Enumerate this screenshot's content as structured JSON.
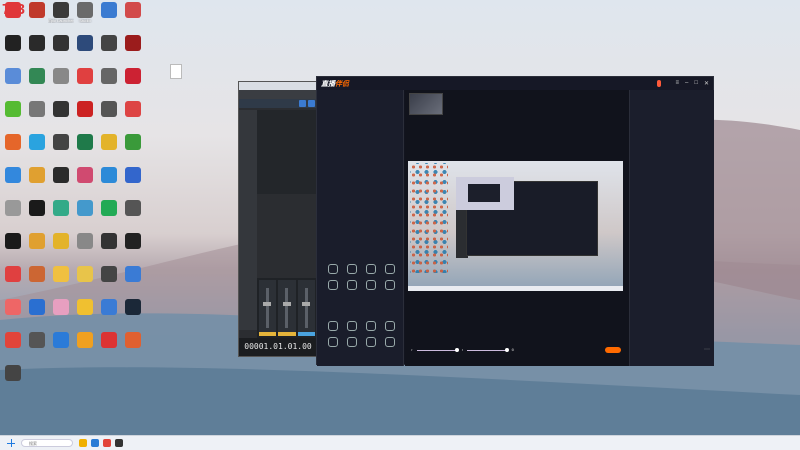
{
  "watermark": "773",
  "desktop": {
    "icons": [
      {
        "label": "",
        "color": "#e0373a"
      },
      {
        "label": "",
        "color": "#c0392b"
      },
      {
        "label": "Epic Launcher",
        "color": "#3a3a3a"
      },
      {
        "label": "Studio",
        "color": "#6a6a6a"
      },
      {
        "label": "",
        "color": "#3b7bd1"
      },
      {
        "label": "",
        "color": "#d24a4a"
      },
      {
        "label": "",
        "color": "#222"
      },
      {
        "label": "",
        "color": "#2a2a2a"
      },
      {
        "label": "",
        "color": "#333"
      },
      {
        "label": "",
        "color": "#2d4a7a"
      },
      {
        "label": "",
        "color": "#444"
      },
      {
        "label": "",
        "color": "#9b1c1c"
      },
      {
        "label": "",
        "color": "#5a8cd8"
      },
      {
        "label": "",
        "color": "#385"
      },
      {
        "label": "",
        "color": "#888"
      },
      {
        "label": "",
        "color": "#e04040"
      },
      {
        "label": "",
        "color": "#666"
      },
      {
        "label": "",
        "color": "#c23"
      },
      {
        "label": "",
        "color": "#5b3"
      },
      {
        "label": "",
        "color": "#777"
      },
      {
        "label": "",
        "color": "#333"
      },
      {
        "label": "",
        "color": "#c22"
      },
      {
        "label": "",
        "color": "#555"
      },
      {
        "label": "",
        "color": "#d44"
      },
      {
        "label": "",
        "color": "#e5662a"
      },
      {
        "label": "",
        "color": "#2aa3df"
      },
      {
        "label": "",
        "color": "#444"
      },
      {
        "label": "",
        "color": "#1f7a4a"
      },
      {
        "label": "",
        "color": "#e3b32a"
      },
      {
        "label": "",
        "color": "#3a9a3a"
      },
      {
        "label": "",
        "color": "#38d"
      },
      {
        "label": "",
        "color": "#e0a030"
      },
      {
        "label": "",
        "color": "#2b2b2b"
      },
      {
        "label": "",
        "color": "#d04a70"
      },
      {
        "label": "",
        "color": "#2c8ad8"
      },
      {
        "label": "",
        "color": "#3366cc"
      },
      {
        "label": "",
        "color": "#999"
      },
      {
        "label": "",
        "color": "#1a1a1a"
      },
      {
        "label": "",
        "color": "#3a8"
      },
      {
        "label": "",
        "color": "#49c"
      },
      {
        "label": "",
        "color": "#2a5"
      },
      {
        "label": "",
        "color": "#555"
      },
      {
        "label": "",
        "color": "#1a1a1a"
      },
      {
        "label": "",
        "color": "#e0a030"
      },
      {
        "label": "",
        "color": "#e3b32a"
      },
      {
        "label": "",
        "color": "#888"
      },
      {
        "label": "",
        "color": "#333"
      },
      {
        "label": "",
        "color": "#222"
      },
      {
        "label": "",
        "color": "#e04040"
      },
      {
        "label": "",
        "color": "#c63"
      },
      {
        "label": "",
        "color": "#f0c040"
      },
      {
        "label": "",
        "color": "#e8c44a"
      },
      {
        "label": "",
        "color": "#444"
      },
      {
        "label": "",
        "color": "#3a7bd5"
      },
      {
        "label": "",
        "color": "#e66"
      },
      {
        "label": "",
        "color": "#2a6fd1"
      },
      {
        "label": "",
        "color": "#e79fc0"
      },
      {
        "label": "",
        "color": "#f0c030"
      },
      {
        "label": "",
        "color": "#3a7bd5"
      },
      {
        "label": "",
        "color": "#1b2838"
      },
      {
        "label": "",
        "color": "#e2443a"
      },
      {
        "label": "",
        "color": "#555"
      },
      {
        "label": "",
        "color": "#2b7bd8"
      },
      {
        "label": "",
        "color": "#f0a020"
      },
      {
        "label": "",
        "color": "#d33"
      },
      {
        "label": "",
        "color": "#e06030"
      },
      {
        "label": "",
        "color": "#444"
      }
    ],
    "file": {
      "label": ""
    }
  },
  "daw": {
    "title": "",
    "menu": [],
    "tracks": [],
    "timecode": "00001.01.01.00"
  },
  "app": {
    "logo_main": "直播",
    "logo_accent": "伴侣",
    "badge": "",
    "scenes": {
      "tabs": [],
      "items": [],
      "add_label": "",
      "interact_title": "",
      "tools1": [
        "",
        "",
        "",
        "",
        "",
        "",
        "",
        ""
      ],
      "tools_title": "",
      "tools2": [
        "",
        "",
        "",
        "",
        "",
        "",
        "",
        ""
      ],
      "more": ""
    },
    "stream": {
      "title": "",
      "status_tag": "",
      "meta_tags": [],
      "links": [],
      "go_live": "",
      "footer": ""
    },
    "side": {
      "title": "",
      "action": "",
      "section": "",
      "lines": [],
      "chat": [],
      "send": ""
    }
  },
  "taskbar": {
    "search_placeholder": "搜索",
    "time": "",
    "date": ""
  }
}
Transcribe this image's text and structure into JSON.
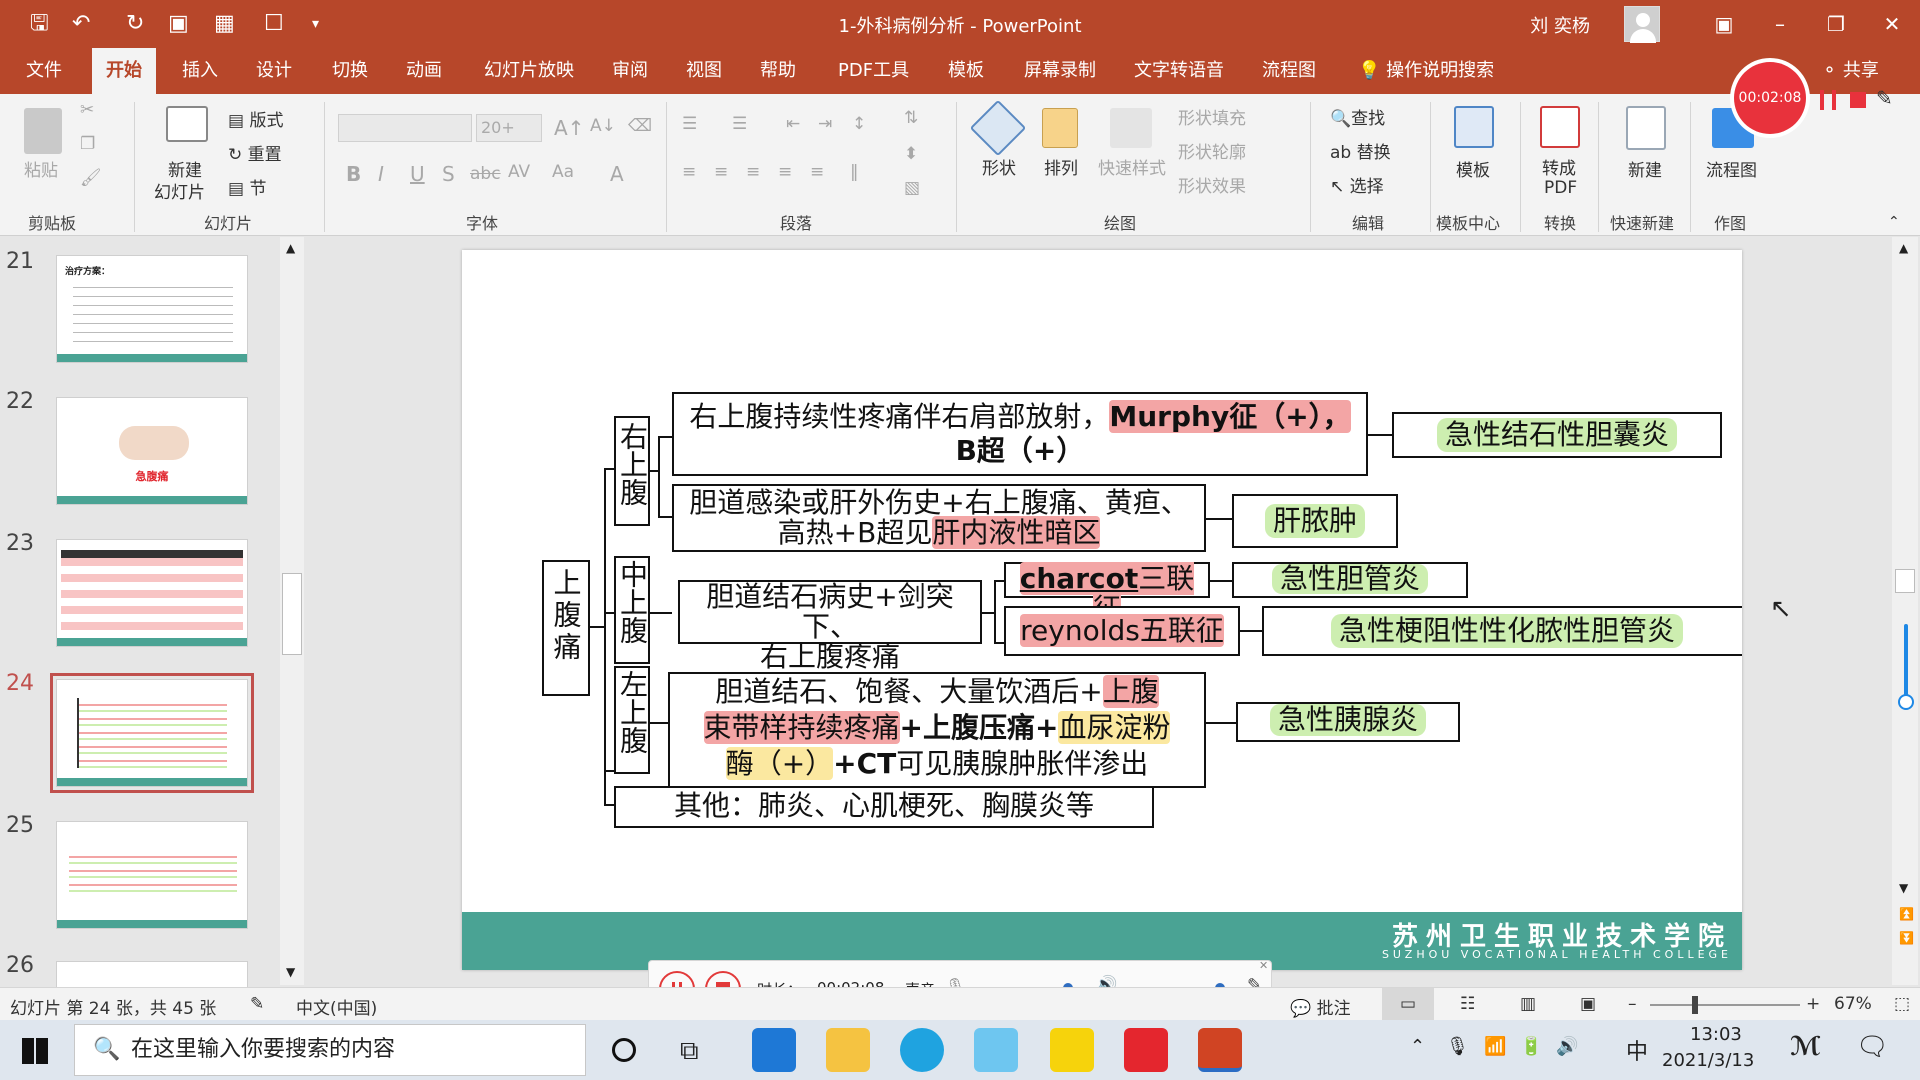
{
  "window": {
    "title": "1-外科病例分析  -  PowerPoint",
    "user": "刘 奕杨",
    "share": "共享"
  },
  "tabs": [
    "文件",
    "开始",
    "插入",
    "设计",
    "切换",
    "动画",
    "幻灯片放映",
    "审阅",
    "视图",
    "帮助",
    "PDF工具",
    "模板",
    "屏幕录制",
    "文字转语音",
    "流程图",
    "操作说明搜索"
  ],
  "ribbon": {
    "clipboard": {
      "paste": "粘贴",
      "label": "剪贴板"
    },
    "slides": {
      "new_slide": "新建",
      "new_slide2": "幻灯片",
      "layout": "版式",
      "reset": "重置",
      "section": "节",
      "label": "幻灯片"
    },
    "font": {
      "size": "20+",
      "label": "字体"
    },
    "paragraph": {
      "label": "段落"
    },
    "drawing": {
      "shape": "形状",
      "arrange": "排列",
      "quick_style": "快速样式",
      "fill": "形状填充",
      "outline": "形状轮廓",
      "effect": "形状效果",
      "label": "绘图"
    },
    "editing": {
      "find": "查找",
      "replace": "替换",
      "select": "选择",
      "label": "编辑"
    },
    "template": {
      "btn": "模板",
      "label": "模板中心"
    },
    "convert": {
      "btn": "转成",
      "btn2": "PDF",
      "label": "转换"
    },
    "quicknew": {
      "btn": "新建",
      "label": "快速新建"
    },
    "flow": {
      "btn": "流程图",
      "label": "作图"
    }
  },
  "recording": {
    "timer": "00:02:08"
  },
  "thumbnails": [
    {
      "num": "21",
      "title": "治疗方案："
    },
    {
      "num": "22",
      "title": "急腹痛"
    },
    {
      "num": "23"
    },
    {
      "num": "24"
    },
    {
      "num": "25"
    },
    {
      "num": "26"
    }
  ],
  "slide": {
    "root": "上腹痛",
    "regions": {
      "right": "右上腹",
      "middle": "中上腹",
      "left": "左上腹"
    },
    "b1": {
      "part1": "右上腹持续性疼痛伴右肩部放射，",
      "hl": "Murphy征（+），",
      "part2": "B超（+）"
    },
    "r1": "急性结石性胆囊炎",
    "b2": {
      "line1": "胆道感染或肝外伤史+右上腹痛、黄疸、",
      "line2a": "高热+B超见",
      "hl": "肝内液性暗区"
    },
    "r2": "肝脓肿",
    "b3": {
      "line1": "胆道结石病史+剑突下、",
      "line2": "右上腹疼痛"
    },
    "charcot": {
      "u": "charcot",
      "rest": "三联征"
    },
    "r3": "急性胆管炎",
    "reynolds": "reynolds五联征",
    "r4": "急性梗阻性性化脓性胆管炎",
    "b4": {
      "l1a": "胆道结石、饱餐、大量饮酒后+",
      "l1hl": "上腹",
      "l2hl": "束带样持续疼痛",
      "l2b": "+上腹压痛+",
      "l2hl2": "血尿淀粉",
      "l3hl": "酶（+）",
      "l3b": "+CT",
      "l3c": "可见胰腺肿胀伴渗出"
    },
    "r5": "急性胰腺炎",
    "other": "其他：肺炎、心肌梗死、胸膜炎等",
    "college_cn": "苏州卫生职业技术学院",
    "college_en": "SUZHOU VOCATIONAL   HEALTH COLLEGE"
  },
  "playback": {
    "duration_label": "时长：",
    "duration": "00:02:08",
    "sound_label": "声音"
  },
  "statusbar": {
    "slide_info": "幻灯片 第 24 张，共 45 张",
    "language": "中文(中国)",
    "comments": "批注",
    "zoom": "67%"
  },
  "taskbar": {
    "search_placeholder": "在这里输入你要搜索的内容",
    "ime": "中",
    "time": "13:03",
    "date": "2021/3/13"
  },
  "colors": {
    "accent": "#b7472a",
    "teal": "#4aa394",
    "highlight_red": "#f3a5a5",
    "highlight_yellow": "#fbe8a0",
    "result_green": "#cdeeb0",
    "record_red": "#e8323c"
  }
}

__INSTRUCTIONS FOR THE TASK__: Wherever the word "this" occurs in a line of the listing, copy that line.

__FINISHED TASK__:
Enumerate this screenshot's content as structured JSON.
Transcribe this image's text and structure into JSON.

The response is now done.